The police don’t see it that way for the Minnesota waitress and mother of five. She says she was looking for a miracle to help with financial troubles, reports ABC News, and is suing in district court to get back what she sees as rightfully hers.
Here’s how it all went down: Stacy was working at a Fryn’ Pan, when, her attorney says, a woman left a box from another restaurant on her table. She went out to the customer’s car and tried to give it back to her, but the woman said “No, I am good, you keep it,” says the lawsuit.
So Stacy kept the box, even though she thought it strange. When she opened it, she found bundles of cash wrapped in rubber bands.
“Even though I desperately needed the money as my husband and I have five children, I feel I did the right thing by calling” the police she said in the lawsuit.
Of course when the cops showed up, they seized the money and told Stacy she could have it after 60 days if it hadn’t been claimed by anyone else. Then she was told 90 days. Then, after three months, she was told it was being held as “drug money” and she’d just get $1,000 as a reward.
Cops say when they got the money, they started to investigate where it came from, and say it emanated a “strong odor of marijuana.” So it must be drug money, they argue, as it was at one point, in the vicinity of drugs.
The best argument comes from a line cook at the Fryn’ Pan, quoted in the article as part of an affidavit.
“I know the smell of marijuana,” he said. “I can also assure you that there was no smell of marijuana on the bills or coming from the box.”

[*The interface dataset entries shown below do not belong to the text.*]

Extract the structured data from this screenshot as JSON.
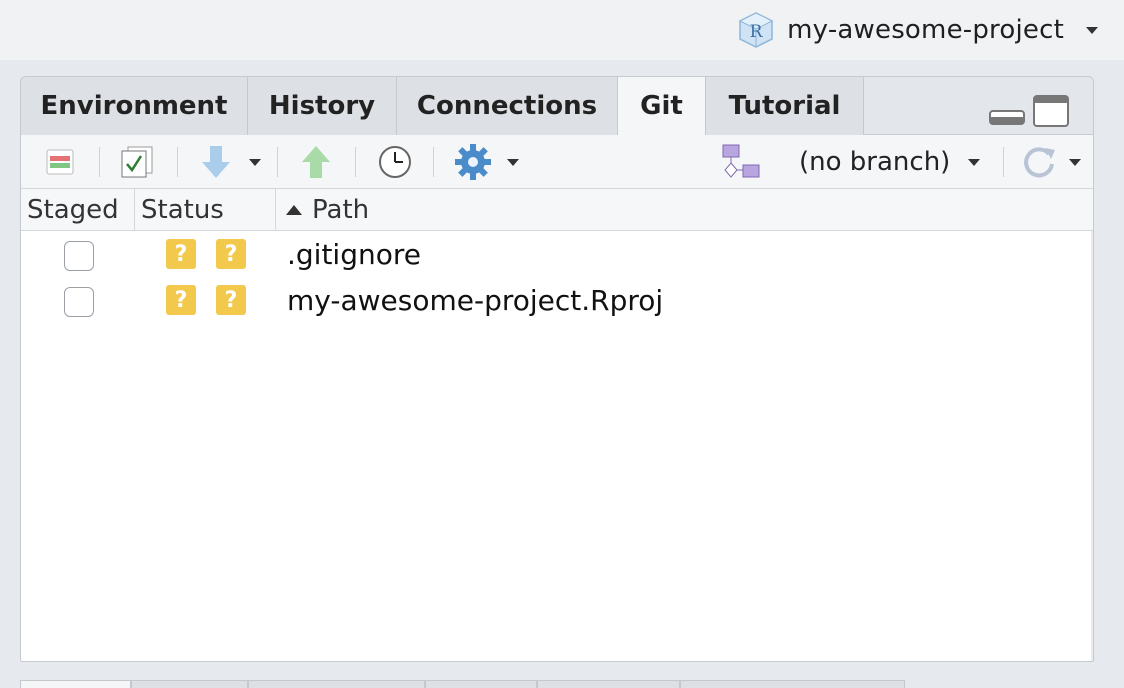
{
  "project": {
    "name": "my-awesome-project",
    "icon": "r-project-cube-icon"
  },
  "tabs": [
    {
      "label": "Environment",
      "active": false
    },
    {
      "label": "History",
      "active": false
    },
    {
      "label": "Connections",
      "active": false
    },
    {
      "label": "Git",
      "active": true
    },
    {
      "label": "Tutorial",
      "active": false
    }
  ],
  "toolbar": {
    "branch": "(no branch)",
    "tools": [
      "diff-icon",
      "commit-icon",
      "pull-icon",
      "push-icon",
      "history-icon",
      "gear-icon",
      "new-branch-icon",
      "refresh-icon"
    ]
  },
  "columns": {
    "staged": "Staged",
    "status": "Status",
    "path": "Path"
  },
  "files": [
    {
      "path": ".gitignore",
      "status_index": "?",
      "status_worktree": "?",
      "staged": false
    },
    {
      "path": "my-awesome-project.Rproj",
      "status_index": "?",
      "status_worktree": "?",
      "staged": false
    }
  ],
  "colors": {
    "untracked_badge": "#f2c94c",
    "tab_active": "#f5f6f8"
  }
}
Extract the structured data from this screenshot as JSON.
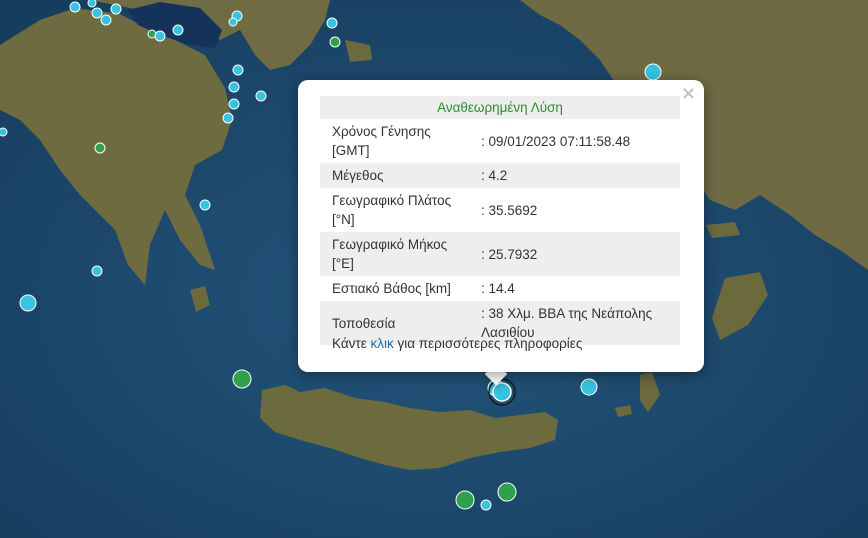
{
  "map": {
    "colors": {
      "sea": "#1d4a70",
      "land": "#6b6a3d",
      "quake_blue": "#37c3e2",
      "quake_green": "#2fa14d"
    },
    "quakes": [
      {
        "lat": 35.5692,
        "lon": 25.7932,
        "color": "blue",
        "size": 3,
        "selected": true
      }
    ]
  },
  "popup": {
    "title": "Αναθεωρημένη Λύση",
    "rows": [
      {
        "label": "Χρόνος Γένησης [GMT]",
        "value": ": 09/01/2023 07:11:58.48"
      },
      {
        "label": "Μέγεθος",
        "value": ": 4.2"
      },
      {
        "label": "Γεωγραφικό Πλάτος [°N]",
        "value": ": 35.5692"
      },
      {
        "label": "Γεωγραφικό Μήκος [°E]",
        "value": ": 25.7932"
      },
      {
        "label": "Εστιακό Βάθος [km]",
        "value": ": 14.4"
      },
      {
        "label": "Τοποθεσία",
        "value": ": 38 Χλμ. ΒΒΑ της Νεάπολης Λασιθίου"
      }
    ],
    "footer_before": "Κάντε ",
    "footer_link": "κλικ",
    "footer_after": " για περισσότερες πληροφορίες",
    "close_symbol": "×"
  }
}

Case closed! No drugs in the box, give her the dough.
*Thanks for the tip, Harper!